[Start of section]

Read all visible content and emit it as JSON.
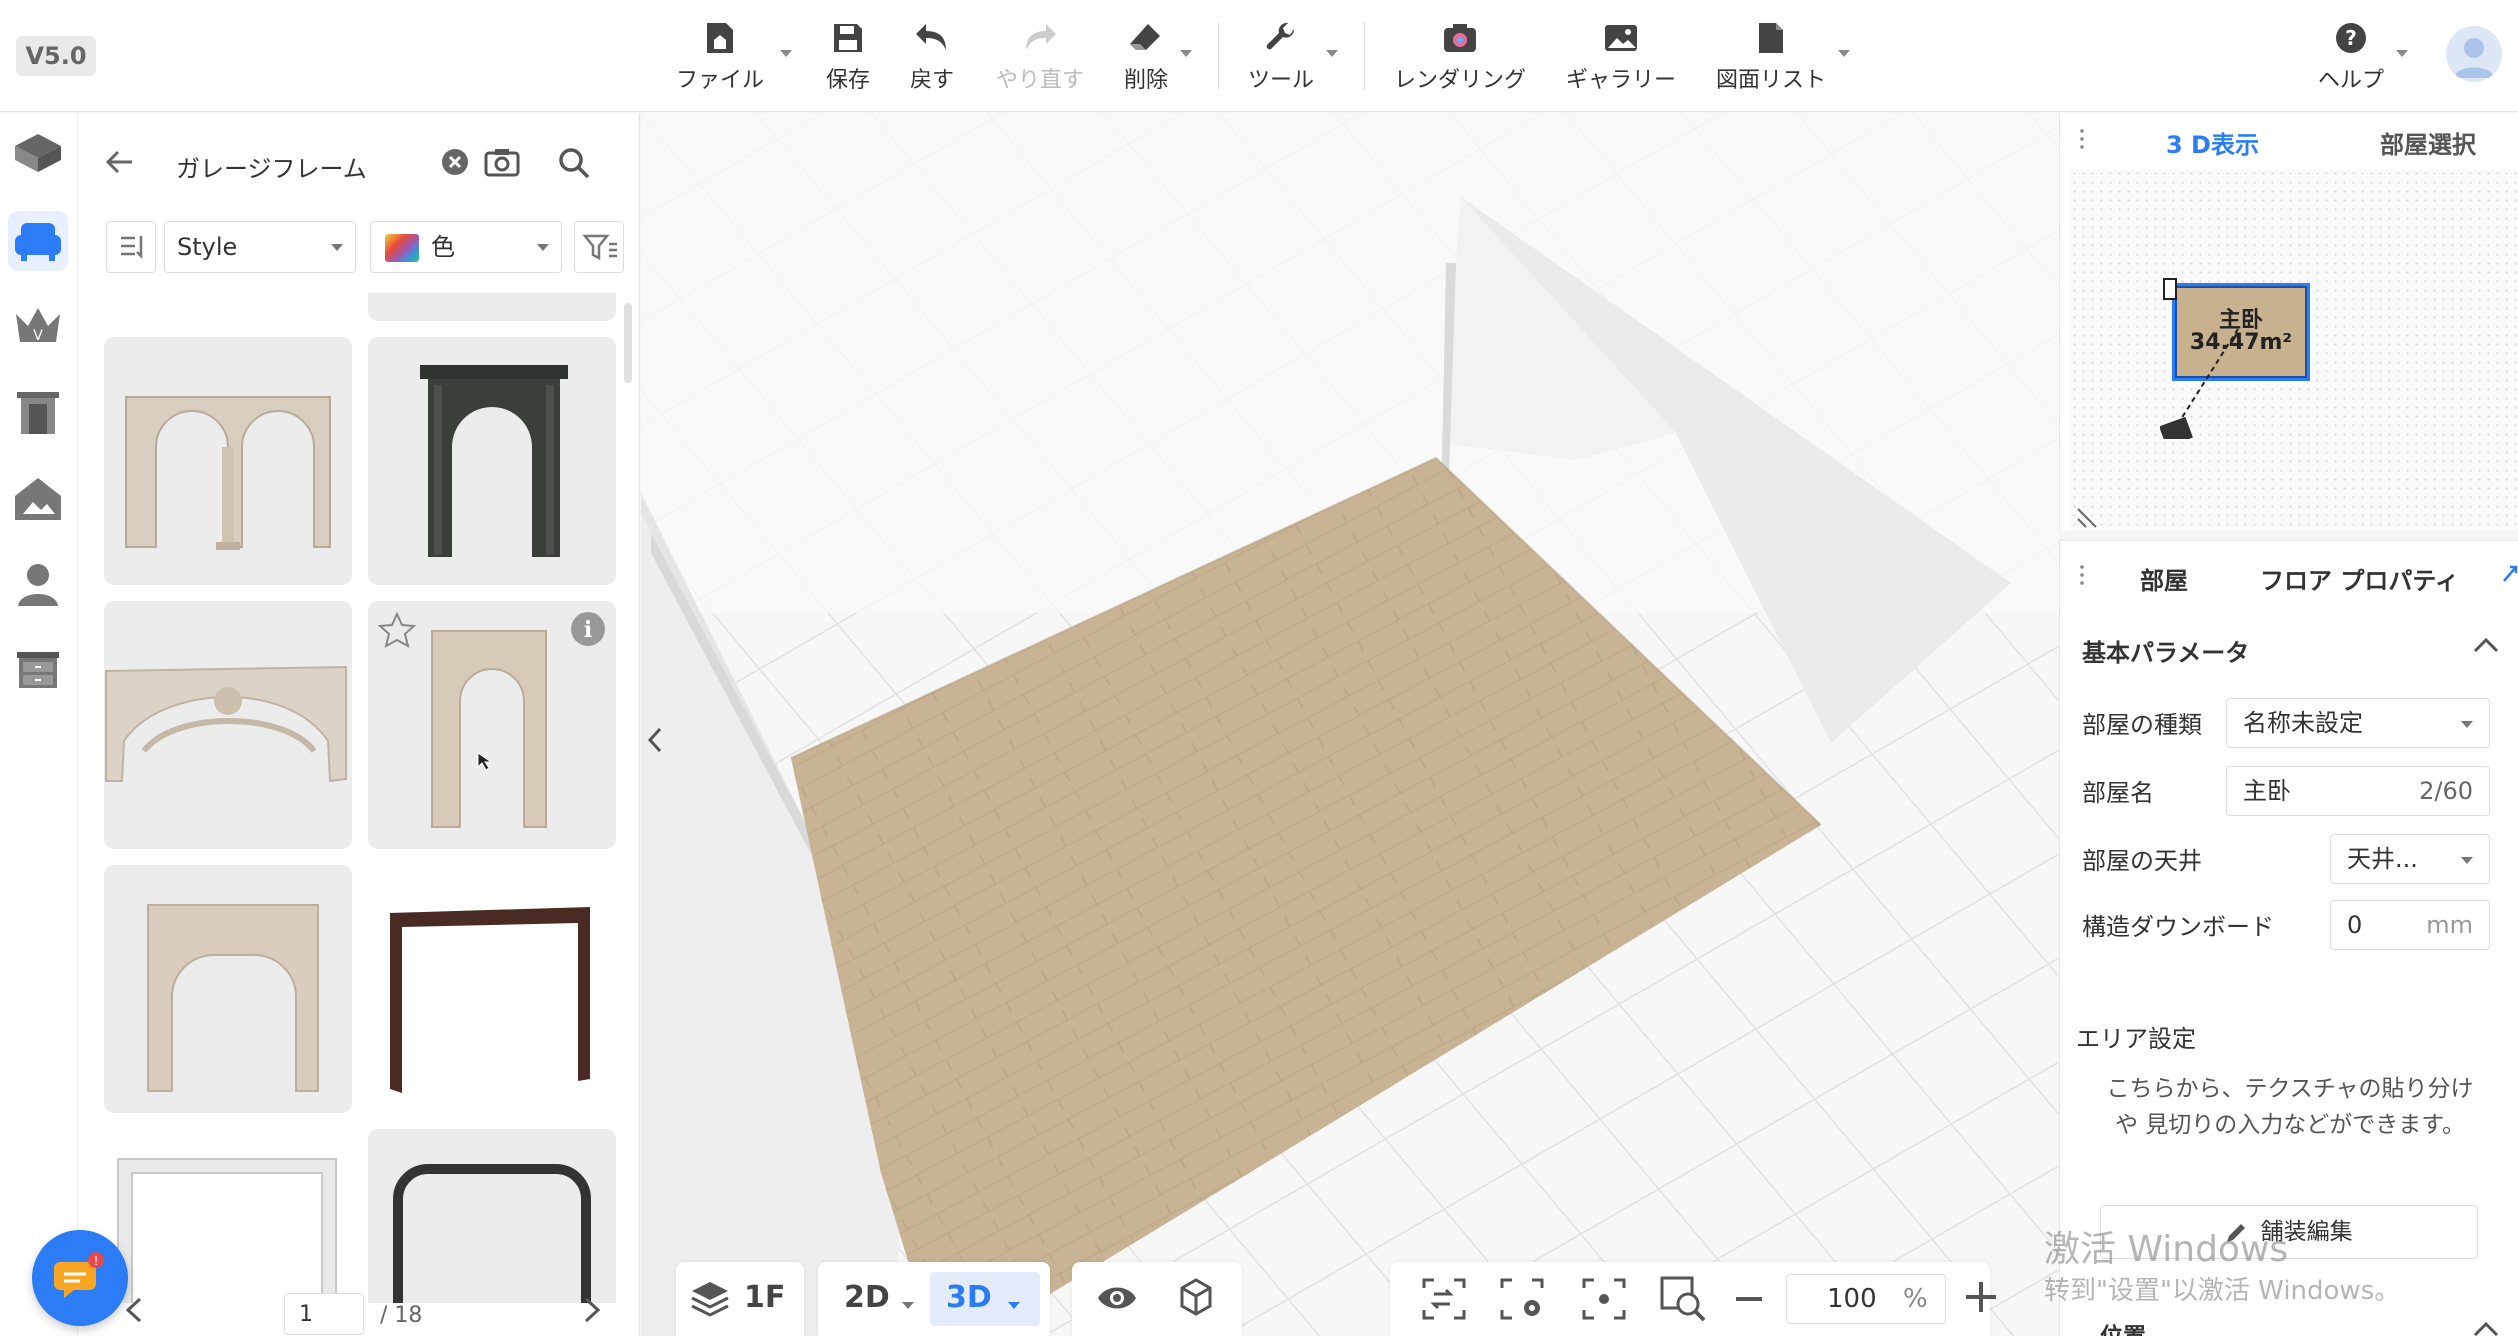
{
  "app": {
    "version": "V5.0"
  },
  "toolbar": {
    "file": "ファイル",
    "save": "保存",
    "undo": "戻す",
    "redo": "やり直す",
    "delete": "削除",
    "tools": "ツール",
    "rendering": "レンダリング",
    "gallery": "ギャラリー",
    "drawing_list": "図面リスト",
    "help": "ヘルプ"
  },
  "sidebar": {
    "items": [
      {
        "icon": "floorplan-icon"
      },
      {
        "icon": "furniture-icon",
        "active": true
      },
      {
        "icon": "crown-icon"
      },
      {
        "icon": "door-icon"
      },
      {
        "icon": "building-icon"
      },
      {
        "icon": "person-icon"
      },
      {
        "icon": "cabinet-icon"
      }
    ]
  },
  "catalog": {
    "search_text": "ガレージフレーム",
    "style_filter": "Style",
    "color_filter": "色",
    "page_current": "1",
    "page_total": "/ 18",
    "items": [
      {
        "name": "double-arch-frame",
        "color": "#d9cfc0"
      },
      {
        "name": "dark-ornate-arch-frame",
        "color": "#3a3f3a"
      },
      {
        "name": "carved-arch-frame",
        "color": "#dcd3c7"
      },
      {
        "name": "simple-arch-frame",
        "color": "#d7cab8"
      },
      {
        "name": "square-arch-frame",
        "color": "#dacdbd"
      },
      {
        "name": "dark-wood-frame",
        "color": "#4a2b24"
      },
      {
        "name": "white-square-frame",
        "color": "#e9e9e9"
      },
      {
        "name": "black-rounded-frame",
        "color": "#333333"
      }
    ]
  },
  "view": {
    "floor": "1F",
    "mode_2d": "2D",
    "mode_3d": "3D",
    "zoom": "100",
    "zoom_unit": "%"
  },
  "minimap": {
    "tab_3d": "3 D表示",
    "tab_room": "部屋選択",
    "room_name": "主卧",
    "room_area": "34.47m²"
  },
  "properties": {
    "tab_room": "部屋",
    "tab_floor": "フロア プロパティ",
    "section_title": "基本パラメータ",
    "room_type_label": "部屋の種類",
    "room_type_value": "名称未設定",
    "room_name_label": "部屋名",
    "room_name_value": "主卧",
    "room_name_count": "2/60",
    "ceiling_label": "部屋の天井",
    "ceiling_value": "天井...",
    "downboard_label": "構造ダウンボード",
    "downboard_value": "0",
    "downboard_unit": "mm",
    "area_title": "エリア設定",
    "area_desc": "こちらから、テクスチャの貼り分けや 見切りの入力などができます。",
    "paving_button": "舗装編集",
    "position_title": "位置"
  },
  "watermark": {
    "line1": "激活 Windows",
    "line2": "转到\"设置\"以激活 Windows。"
  },
  "colors": {
    "accent": "#2b7cf5",
    "floor": "#c9b395",
    "room_fill": "#c8b18e"
  }
}
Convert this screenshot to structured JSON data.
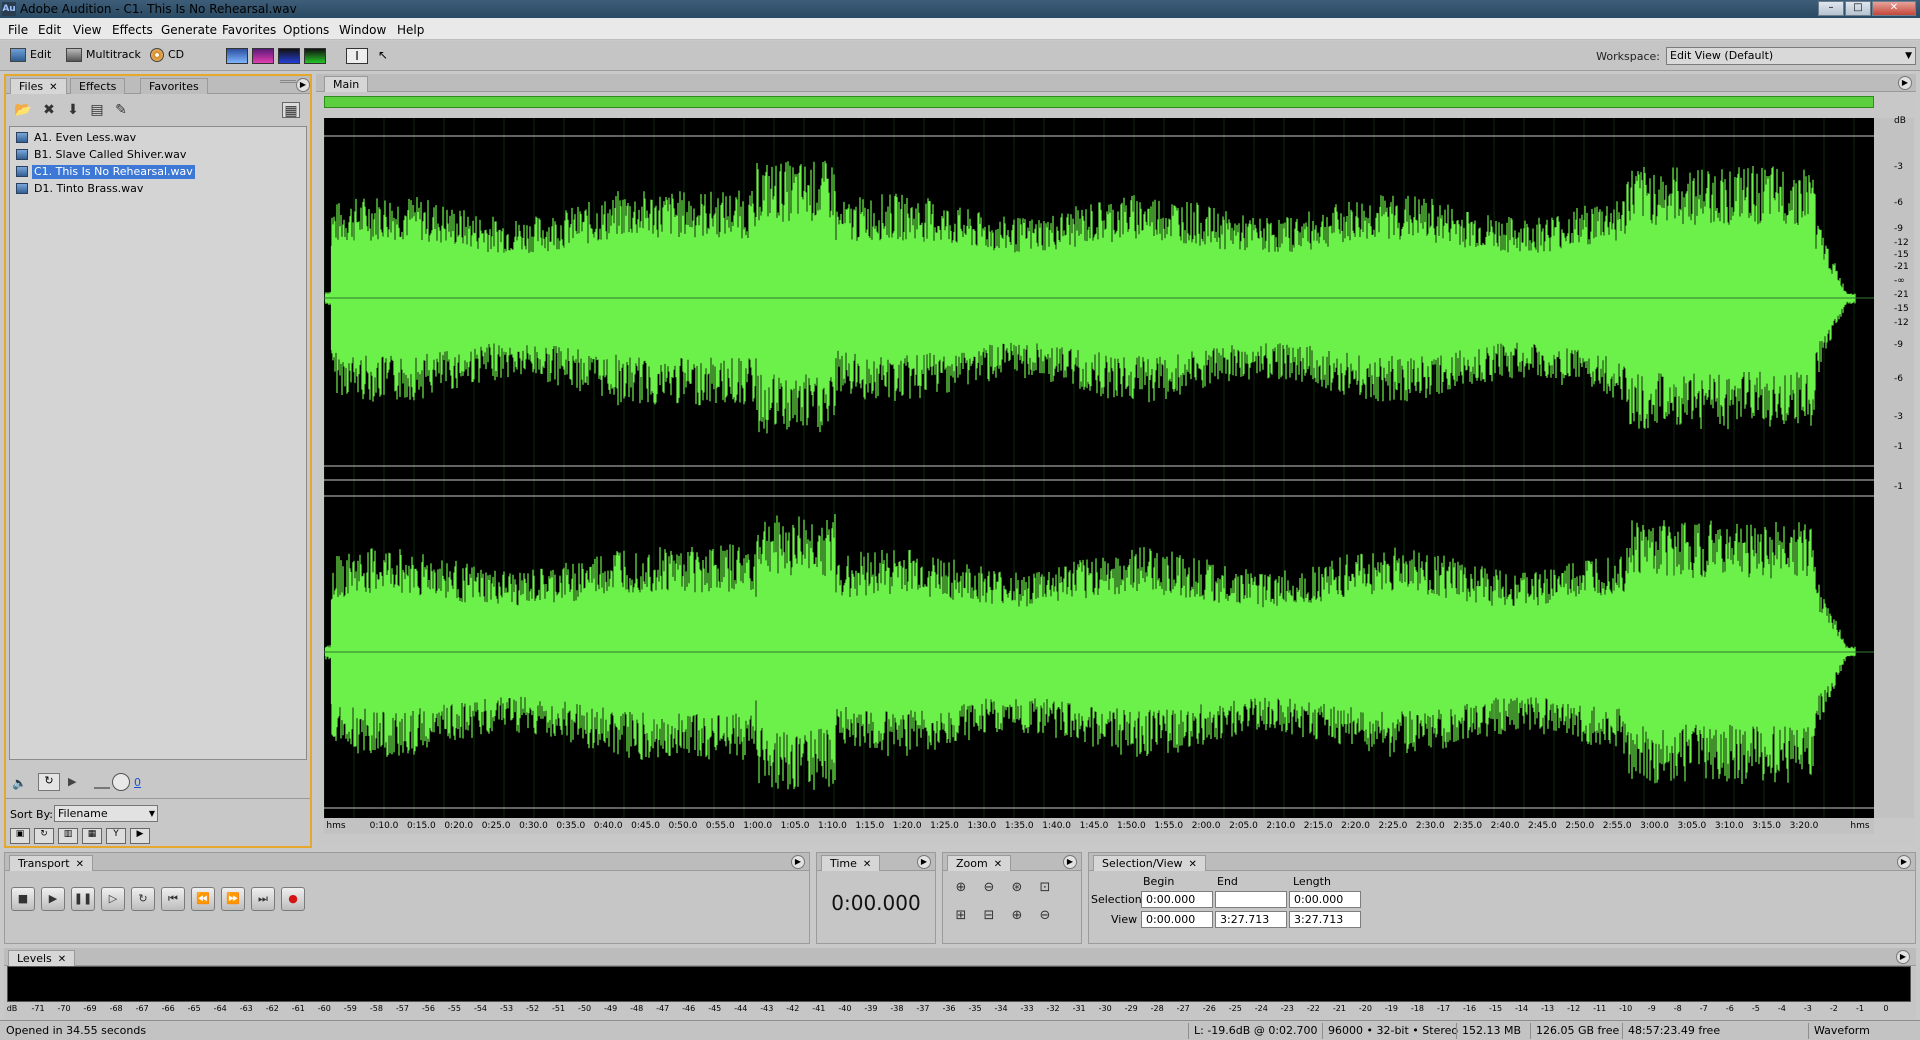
{
  "window": {
    "title": "Adobe Audition - C1. This Is No Rehearsal.wav",
    "app_icon": "Au",
    "minimize": "–",
    "maximize": "□",
    "close": "✕"
  },
  "menu": [
    "File",
    "Edit",
    "View",
    "Effects",
    "Generate",
    "Favorites",
    "Options",
    "Window",
    "Help"
  ],
  "toolbar": {
    "edit_label": "Edit",
    "multitrack_label": "Multitrack",
    "cd_label": "CD",
    "workspace_label": "Workspace:",
    "workspace_value": "Edit View (Default)"
  },
  "files_panel": {
    "tabs": [
      "Files",
      "Effects",
      "Favorites"
    ],
    "close_glyph": "✕",
    "files": [
      "A1. Even Less.wav",
      "B1. Slave Called Shiver.wav",
      "C1. This Is No Rehearsal.wav",
      "D1. Tinto Brass.wav"
    ],
    "selected_index": 2,
    "volume_value": "0",
    "sort_by_label": "Sort By:",
    "sort_by_value": "Filename"
  },
  "main_panel": {
    "tab": "Main",
    "db_label": "dB",
    "db_ticks": [
      "-3",
      "-6",
      "-9",
      "-12",
      "-15",
      "-21",
      "-∞",
      "-21",
      "-15",
      "-12",
      "-9",
      "-6",
      "-3",
      "-1",
      "-1"
    ],
    "time_unit": "hms",
    "time_ticks": [
      "0:10.0",
      "0:15.0",
      "0:20.0",
      "0:25.0",
      "0:30.0",
      "0:35.0",
      "0:40.0",
      "0:45.0",
      "0:50.0",
      "0:55.0",
      "1:00.0",
      "1:05.0",
      "1:10.0",
      "1:15.0",
      "1:20.0",
      "1:25.0",
      "1:30.0",
      "1:35.0",
      "1:40.0",
      "1:45.0",
      "1:50.0",
      "1:55.0",
      "2:00.0",
      "2:05.0",
      "2:10.0",
      "2:15.0",
      "2:20.0",
      "2:25.0",
      "2:30.0",
      "2:35.0",
      "2:40.0",
      "2:45.0",
      "2:50.0",
      "2:55.0",
      "3:00.0",
      "3:05.0",
      "3:10.0",
      "3:15.0",
      "3:20.0"
    ],
    "waveform_color": "#6cf04a"
  },
  "transport": {
    "title": "Transport",
    "buttons": [
      "stop",
      "play",
      "pause",
      "play-from-cursor",
      "loop",
      "go-to-start",
      "rewind",
      "fast-forward",
      "go-to-end",
      "record"
    ]
  },
  "time_panel": {
    "title": "Time",
    "value": "0:00.000"
  },
  "zoom_panel": {
    "title": "Zoom"
  },
  "selection_view": {
    "title": "Selection/View",
    "col_begin": "Begin",
    "col_end": "End",
    "col_length": "Length",
    "row_selection": "Selection",
    "row_view": "View",
    "selection_begin": "0:00.000",
    "selection_end": "",
    "selection_length": "0:00.000",
    "view_begin": "0:00.000",
    "view_end": "3:27.713",
    "view_length": "3:27.713"
  },
  "levels": {
    "title": "Levels",
    "scale": [
      "dB",
      "-71",
      "-70",
      "-69",
      "-68",
      "-67",
      "-66",
      "-65",
      "-64",
      "-63",
      "-62",
      "-61",
      "-60",
      "-59",
      "-58",
      "-57",
      "-56",
      "-55",
      "-54",
      "-53",
      "-52",
      "-51",
      "-50",
      "-49",
      "-48",
      "-47",
      "-46",
      "-45",
      "-44",
      "-43",
      "-42",
      "-41",
      "-40",
      "-39",
      "-38",
      "-37",
      "-36",
      "-35",
      "-34",
      "-33",
      "-32",
      "-31",
      "-30",
      "-29",
      "-28",
      "-27",
      "-26",
      "-25",
      "-24",
      "-23",
      "-22",
      "-21",
      "-20",
      "-19",
      "-18",
      "-17",
      "-16",
      "-15",
      "-14",
      "-13",
      "-12",
      "-11",
      "-10",
      "-9",
      "-8",
      "-7",
      "-6",
      "-5",
      "-4",
      "-3",
      "-2",
      "-1",
      "0"
    ]
  },
  "status": {
    "left": "Opened in 34.55 seconds",
    "level": "L: -19.6dB @  0:02.700",
    "format": "96000 • 32-bit • Stereo",
    "size": "152.13 MB",
    "free": "126.05 GB free",
    "time_free": "48:57:23.49 free",
    "mode": "Waveform"
  }
}
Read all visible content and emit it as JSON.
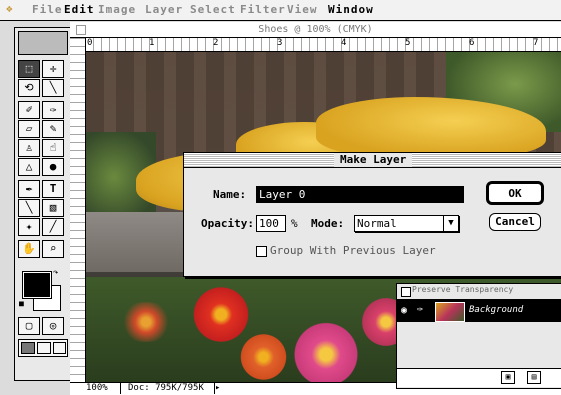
{
  "menubar": {
    "apple_icon": "apple-icon",
    "items": [
      "File",
      "Edit",
      "Image",
      "Layer",
      "Select",
      "Filter",
      "View",
      "Window"
    ],
    "active": [
      "Edit",
      "Window"
    ]
  },
  "document": {
    "title": "Shoes @ 100% (CMYK)",
    "ruler_ticks": [
      "0",
      "1",
      "2",
      "3",
      "4",
      "5",
      "6",
      "7"
    ],
    "status": {
      "zoom": "100%",
      "doc_size": "Doc: 795K/795K"
    }
  },
  "dialog": {
    "title": "Make Layer",
    "name_label": "Name:",
    "name_value": "Layer 0",
    "opacity_label": "Opacity:",
    "opacity_value": "100",
    "percent_sign": "%",
    "mode_label": "Mode:",
    "mode_value": "Normal",
    "group_label": "Group With Previous Layer",
    "group_checked": false,
    "ok_label": "OK",
    "cancel_label": "Cancel"
  },
  "layers_palette": {
    "preserve_label": "Preserve Transparency",
    "layer_name": "Background"
  }
}
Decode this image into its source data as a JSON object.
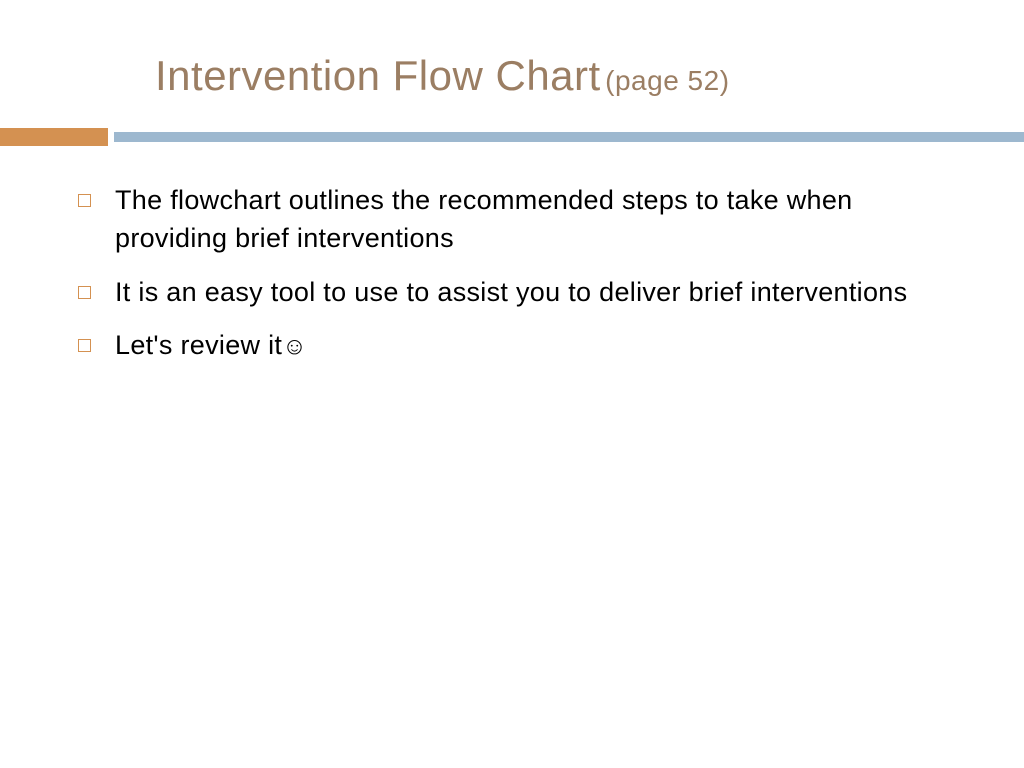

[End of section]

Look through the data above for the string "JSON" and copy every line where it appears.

» Finished task:
Read all visible content and emit it as JSON.
Convert this screenshot to structured JSON data.
Read all visible content and emit it as JSON.
Decode this image into its source data as a JSON object.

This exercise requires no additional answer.